Amid the gloomy reports of meagre budgets and spiralling project costs at NASA, US scientists may find some recompense in the fact that the global space economy is apparently booming. The Space Report 2008, released on Tuesday by the Space Foundation in the US, reveals that over $251bn was spent on worldwide space activity last year.

According to the report, which was compiled using global space budget and revenue data, the total spending for 2007 increased 11% from 2006.

“It shows that overall the space economy is very healthy,” Kendra Horn, a spokesperson for the Space Foundation, told “When various other areas are suffering recession, the space economy is continuing to grow.”

One reason for strong economy is commercial sector growth. Digital satellite television, otherwise known as direct-to-home television, and global positioning system (GPS) equipment and chipsets — the two largest segments of the commercial space industry — have grown by 19% and 20%, respectively. Other growth areas include emerging space programmes in Asian counties such as China, which tripled its spending between 2006 and 2007 (although Japan’s spending slipped by 14%).

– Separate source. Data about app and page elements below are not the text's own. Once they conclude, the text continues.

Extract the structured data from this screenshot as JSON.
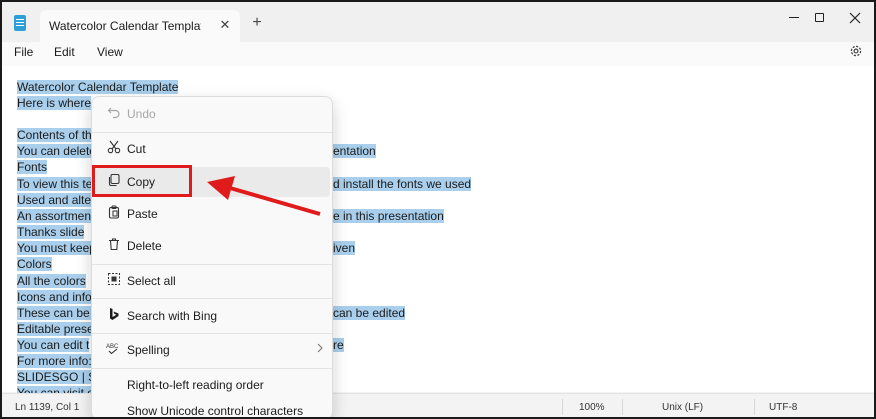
{
  "window": {
    "tab_title": "Watercolor Calendar Template by S",
    "tab_close": "✕",
    "new_tab": "+"
  },
  "menu": {
    "file": "File",
    "edit": "Edit",
    "view": "View"
  },
  "icons": {
    "settings": "gear-icon",
    "app": "notepad-icon"
  },
  "editor": {
    "lines": [
      "Watercolor Calendar Template",
      "Here is where",
      " ",
      "Contents of th",
      "You can delete",
      "Fonts",
      "To view this te",
      "Used and alte",
      "An assortment",
      "Thanks slide",
      "You must keep",
      "Colors",
      "All the colors",
      "Icons and info",
      "These can be u",
      "Editable prese",
      "You can edit t",
      "For more info:",
      "SLIDESGO | SL",
      "You can visit o"
    ],
    "right_fragments": [
      "entation",
      "d install the fonts we used",
      "e in this presentation",
      "iven",
      "can be edited",
      "re"
    ]
  },
  "context_menu": {
    "undo": "Undo",
    "cut": "Cut",
    "copy": "Copy",
    "paste": "Paste",
    "delete": "Delete",
    "select_all": "Select all",
    "search_bing": "Search with Bing",
    "spelling": "Spelling",
    "rtl": "Right-to-left reading order",
    "unicode": "Show Unicode control characters"
  },
  "status": {
    "position": "Ln 1139, Col 1",
    "zoom": "100%",
    "line_ending": "Unix (LF)",
    "encoding": "UTF-8"
  },
  "colors": {
    "selection": "#a9cfec",
    "highlight": "#e01b1b"
  }
}
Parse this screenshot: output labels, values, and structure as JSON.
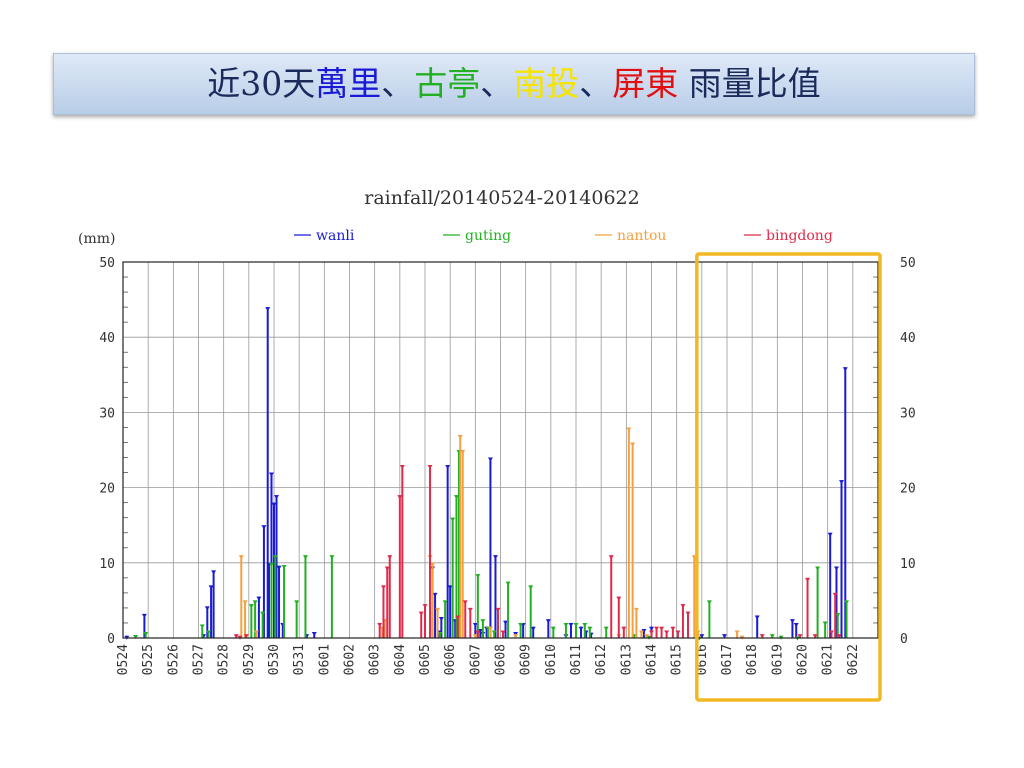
{
  "slide": {
    "title_parts": [
      {
        "text": "近30天",
        "color": "#1a2a5a"
      },
      {
        "text": "萬里",
        "color": "#1a1ad6"
      },
      {
        "text": "、",
        "color": "#1a2a5a"
      },
      {
        "text": "古亭",
        "color": "#22b022"
      },
      {
        "text": "、",
        "color": "#1a2a5a"
      },
      {
        "text": "南投",
        "color": "#f5e400"
      },
      {
        "text": "、",
        "color": "#1a2a5a"
      },
      {
        "text": "屏東",
        "color": "#e01010"
      },
      {
        "text": " 雨量比值",
        "color": "#1a2a5a"
      }
    ]
  },
  "chart_data": {
    "type": "bar",
    "title": "rainfall/20140524-20140622",
    "ylabel": "(mm)",
    "ylim": [
      0,
      50
    ],
    "yticks": [
      0,
      10,
      20,
      30,
      40,
      50
    ],
    "grid": true,
    "legend_position": "top",
    "categories": [
      "0524",
      "0525",
      "0526",
      "0527",
      "0528",
      "0529",
      "0530",
      "0531",
      "0601",
      "0602",
      "0603",
      "0604",
      "0605",
      "0606",
      "0607",
      "0608",
      "0609",
      "0610",
      "0611",
      "0612",
      "0613",
      "0614",
      "0615",
      "0616",
      "0617",
      "0618",
      "0619",
      "0620",
      "0621",
      "0622"
    ],
    "highlight_range": [
      "0616",
      "0622"
    ],
    "highlight_color": "#f2b824",
    "series": [
      {
        "name": "wanli",
        "color": "#1a1ad6",
        "x": [
          0.15,
          0.85,
          3.2,
          3.35,
          3.5,
          3.6,
          5.4,
          5.6,
          5.75,
          5.8,
          5.9,
          6.0,
          6.1,
          6.2,
          6.35,
          7.3,
          7.6,
          12.3,
          12.4,
          12.55,
          12.65,
          12.9,
          13.0,
          13.2,
          14.0,
          14.2,
          14.3,
          14.45,
          14.6,
          14.8,
          15.2,
          15.6,
          15.9,
          16.3,
          16.9,
          17.6,
          17.8,
          18.2,
          18.4,
          18.6,
          20.7,
          21.0,
          23.0,
          23.9,
          25.2,
          26.6,
          26.75,
          28.1,
          28.35,
          28.55,
          28.7
        ],
        "values": [
          0.3,
          3.2,
          0.5,
          4.2,
          7,
          9,
          5.5,
          15,
          44,
          10,
          22,
          18,
          19,
          9.6,
          2,
          0.5,
          0.8,
          9.5,
          6,
          1,
          2.8,
          23,
          7,
          2.5,
          2,
          1.2,
          0.8,
          1.5,
          24,
          11,
          2.3,
          0.8,
          2,
          1.5,
          2.5,
          0.5,
          2,
          1.5,
          1,
          0.7,
          1.2,
          1.5,
          0.5,
          0.5,
          3,
          2.5,
          2,
          14,
          9.5,
          21,
          36
        ]
      },
      {
        "name": "guting",
        "color": "#22b022",
        "x": [
          0.5,
          0.9,
          3.15,
          3.4,
          5.1,
          5.25,
          5.55,
          5.9,
          6.05,
          6.4,
          6.9,
          7.25,
          8.3,
          12.6,
          12.8,
          13.1,
          13.25,
          13.35,
          14.1,
          14.3,
          14.5,
          14.75,
          15.3,
          15.8,
          16.2,
          17.1,
          17.6,
          18.0,
          18.35,
          18.55,
          19.2,
          20.3,
          20.9,
          22.9,
          23.3,
          25.8,
          26.15,
          26.8,
          27.6,
          27.9,
          28.4,
          28.75
        ],
        "values": [
          0.4,
          0.8,
          1.8,
          1,
          4.5,
          5,
          3.5,
          10,
          11,
          9.7,
          5,
          11,
          11,
          0.8,
          5,
          16,
          19,
          25,
          8.5,
          2.5,
          1.5,
          1,
          7.5,
          2,
          7,
          1.5,
          2,
          2,
          2,
          1.5,
          1.5,
          0.5,
          0.3,
          0.2,
          5,
          0.5,
          0.3,
          0.2,
          9.5,
          2.2,
          3.3,
          5
        ]
      },
      {
        "name": "nantou",
        "color": "#f5a040",
        "x": [
          4.7,
          4.85,
          5.3,
          10.3,
          10.4,
          12.2,
          12.3,
          12.5,
          13.4,
          13.5,
          14.0,
          14.6,
          15.6,
          19.7,
          20.1,
          20.25,
          20.4,
          20.6,
          20.8,
          22.7,
          22.85,
          24.4,
          24.6
        ],
        "values": [
          11,
          5,
          1,
          1.5,
          2.5,
          11,
          10,
          4,
          27,
          25,
          0.5,
          1.5,
          0.5,
          0.5,
          28,
          26,
          4,
          1,
          0.5,
          11,
          1,
          1,
          0.3
        ]
      },
      {
        "name": "bingdong",
        "color": "#e02a4a",
        "x": [
          4.5,
          4.65,
          4.9,
          10.2,
          10.35,
          10.5,
          10.6,
          11.0,
          11.1,
          11.85,
          12.0,
          12.2,
          13.3,
          13.6,
          13.8,
          14.1,
          14.9,
          15.1,
          19.4,
          19.7,
          19.9,
          21.0,
          21.2,
          21.4,
          21.6,
          21.85,
          22.05,
          22.25,
          22.45,
          25.4,
          26.9,
          27.2,
          27.5,
          28.15,
          28.3,
          28.45
        ],
        "values": [
          0.5,
          0.3,
          0.5,
          2,
          7,
          9.5,
          11,
          19,
          23,
          3.5,
          4.5,
          23,
          3,
          5,
          4,
          1,
          4,
          1,
          11,
          5.5,
          1.5,
          1,
          1.5,
          1.5,
          1,
          1.5,
          1,
          4.5,
          3.5,
          0.5,
          0.5,
          8,
          0.5,
          1,
          6,
          0.5
        ]
      }
    ]
  }
}
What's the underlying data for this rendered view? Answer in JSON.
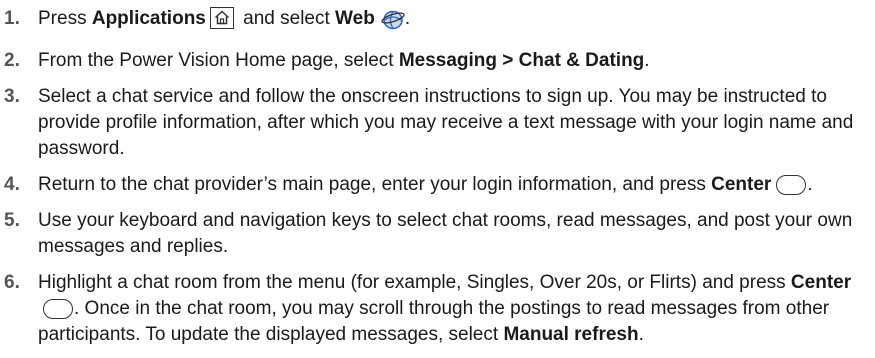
{
  "steps": [
    {
      "number": "1.",
      "parts": {
        "t1": "Press ",
        "b1": "Applications",
        "t2": " and select ",
        "b2": "Web",
        "t3": "."
      }
    },
    {
      "number": "2.",
      "parts": {
        "t1": "From the Power Vision Home page, select ",
        "b1": "Messaging > Chat & Dating",
        "t2": "."
      }
    },
    {
      "number": "3.",
      "parts": {
        "t1": "Select a chat service and follow the onscreen instructions to sign up. You may be instructed to provide profile information, after which you may receive a text message with your login name and password."
      }
    },
    {
      "number": "4.",
      "parts": {
        "t1": "Return to the chat provider’s main page, enter your login information, and press ",
        "b1": "Center",
        "t2": "."
      }
    },
    {
      "number": "5.",
      "parts": {
        "t1": "Use your keyboard and navigation keys to select chat rooms, read messages, and post your own messages and replies."
      }
    },
    {
      "number": "6.",
      "parts": {
        "t1": "Highlight a chat room from the menu (for example, Singles, Over 20s, or Flirts) and press ",
        "b1": "Center",
        "t2": ". Once in the chat room, you may scroll through the postings to read messages from other participants. To update the displayed messages, select ",
        "b2": "Manual refresh",
        "t3": "."
      }
    }
  ],
  "icons": {
    "applications_key": "home-key-icon",
    "web": "web-globe-icon",
    "center_key": "center-key-icon"
  },
  "colors": {
    "text": "#1a1a1a",
    "step_number": "#555555",
    "web_icon_blue": "#2a62b8"
  }
}
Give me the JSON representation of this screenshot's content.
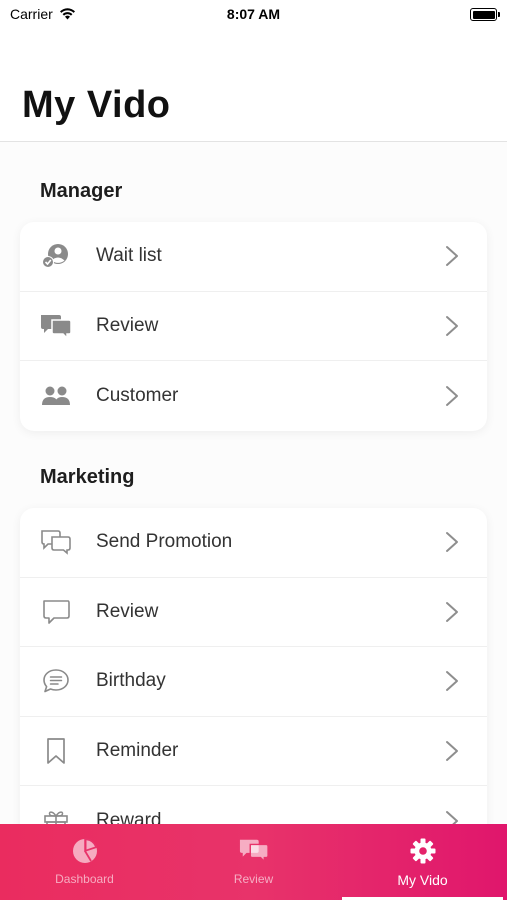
{
  "status_bar": {
    "carrier": "Carrier",
    "time": "8:07 AM"
  },
  "page": {
    "title": "My Vido"
  },
  "sections": [
    {
      "title": "Manager",
      "items": [
        {
          "label": "Wait list",
          "icon": "wait-list-icon"
        },
        {
          "label": "Review",
          "icon": "chat-bubbles-icon"
        },
        {
          "label": "Customer",
          "icon": "users-icon"
        }
      ]
    },
    {
      "title": "Marketing",
      "items": [
        {
          "label": "Send Promotion",
          "icon": "chat-outline-icon"
        },
        {
          "label": "Review",
          "icon": "speech-bubble-icon"
        },
        {
          "label": "Birthday",
          "icon": "message-circle-icon"
        },
        {
          "label": "Reminder",
          "icon": "bookmark-icon"
        },
        {
          "label": "Reward",
          "icon": "gift-icon"
        }
      ]
    }
  ],
  "tabs": [
    {
      "label": "Dashboard",
      "icon": "pie-chart-icon",
      "active": false
    },
    {
      "label": "Review",
      "icon": "chat-bubbles-icon",
      "active": false
    },
    {
      "label": "My Vido",
      "icon": "gear-icon",
      "active": true
    }
  ],
  "colors": {
    "accent": "#e8336a",
    "icon_gray": "#7a7a7a",
    "chevron": "#8e8e8e"
  }
}
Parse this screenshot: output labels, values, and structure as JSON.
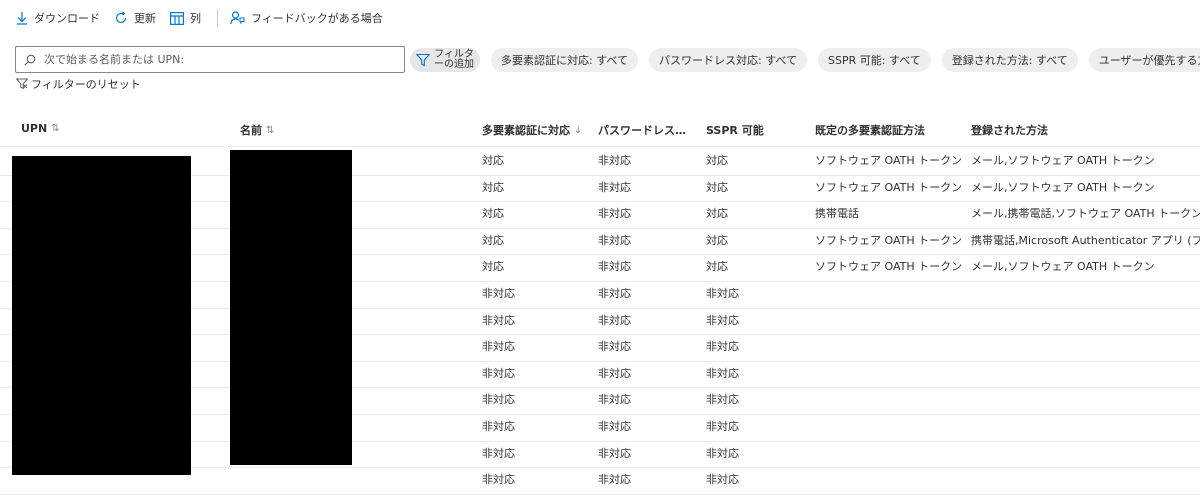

The report also gives a favourable outlook for those in the US space industry. Employment is growing, and the average wage stands at $88,200 — more than double the broader average private sector wage.